Microarray technology has revolutionized the field of genomics and proteomics. Today, this groundbreaking technique is used across a wide range of research studies to gain valuable insight into two of the most fundamental biological components: DNA and protein. Microarrays are able to analyze very large samples and concentrations of DNA, protein, and oligonucleotides and identify markers of disease and mutation. As microarray technology continues to evolve and advance, the price of the procedure will lower and the usage will increase. Recent advancements in the technology have made it possible for researchers to create a custom microarray of specific samples.
Microarray Technology: How It Works
An array is an ordered arrangement of a large quantity of samples; the system uses a matching technique where unknown samples are matched with known counterparts. Researchers will use different biological matching mechanisms for DNA and protein experiments. In DNA experiments, scientists leverage the natural base-pairing mechanism and in protein experiments they use antibodies. The samples with known identity are applied on a medium, usually a glass slide, and are used to identify their unknown counterparts.

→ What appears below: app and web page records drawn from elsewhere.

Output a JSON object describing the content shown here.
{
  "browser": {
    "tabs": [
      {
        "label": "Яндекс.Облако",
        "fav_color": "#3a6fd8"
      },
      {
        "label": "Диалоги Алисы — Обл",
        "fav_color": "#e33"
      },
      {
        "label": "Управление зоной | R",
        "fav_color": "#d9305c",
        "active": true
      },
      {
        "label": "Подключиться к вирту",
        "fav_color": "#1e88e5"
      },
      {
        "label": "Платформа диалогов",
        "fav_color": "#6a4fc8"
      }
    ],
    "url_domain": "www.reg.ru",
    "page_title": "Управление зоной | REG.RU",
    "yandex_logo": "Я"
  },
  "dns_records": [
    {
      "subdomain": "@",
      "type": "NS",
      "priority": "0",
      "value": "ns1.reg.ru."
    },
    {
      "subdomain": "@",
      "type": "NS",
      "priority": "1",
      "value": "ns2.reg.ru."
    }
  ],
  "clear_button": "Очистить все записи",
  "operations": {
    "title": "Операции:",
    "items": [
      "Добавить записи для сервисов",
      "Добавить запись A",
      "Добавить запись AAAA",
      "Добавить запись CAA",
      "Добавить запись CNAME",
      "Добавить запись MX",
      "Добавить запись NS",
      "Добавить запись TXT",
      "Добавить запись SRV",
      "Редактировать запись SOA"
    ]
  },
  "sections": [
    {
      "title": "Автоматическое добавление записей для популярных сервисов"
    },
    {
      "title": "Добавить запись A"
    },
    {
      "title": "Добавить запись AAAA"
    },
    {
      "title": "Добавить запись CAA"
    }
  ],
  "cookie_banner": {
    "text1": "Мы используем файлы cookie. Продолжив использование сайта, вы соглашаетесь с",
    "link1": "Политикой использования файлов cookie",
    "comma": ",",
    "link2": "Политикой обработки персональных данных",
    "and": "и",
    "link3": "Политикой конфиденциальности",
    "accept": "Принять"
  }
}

Applications and Uses
Microarray technology has a broad spectrum of uses and applications. The technology’s origins in research and disease diagnosis have evolved to span over many biological fields. Researchers use microarrays to understand how toxins affect the cellular environment, identify genes and mutations, and develop pharmaceuticals. This technology is also starting to be used for disease prevention; people have their genes analyzed in order to develop lifestyle choices.
Microarray technology has provided an essential tool for studying the pressing diseases facing society. Using this groundbreaking technology scientists and researchers are able to genotype a large amount of different loci and study post-translational modifications in proteins. As the technology continues to advance, researchers will be able to gain insight into the complexity of protein and DNA function.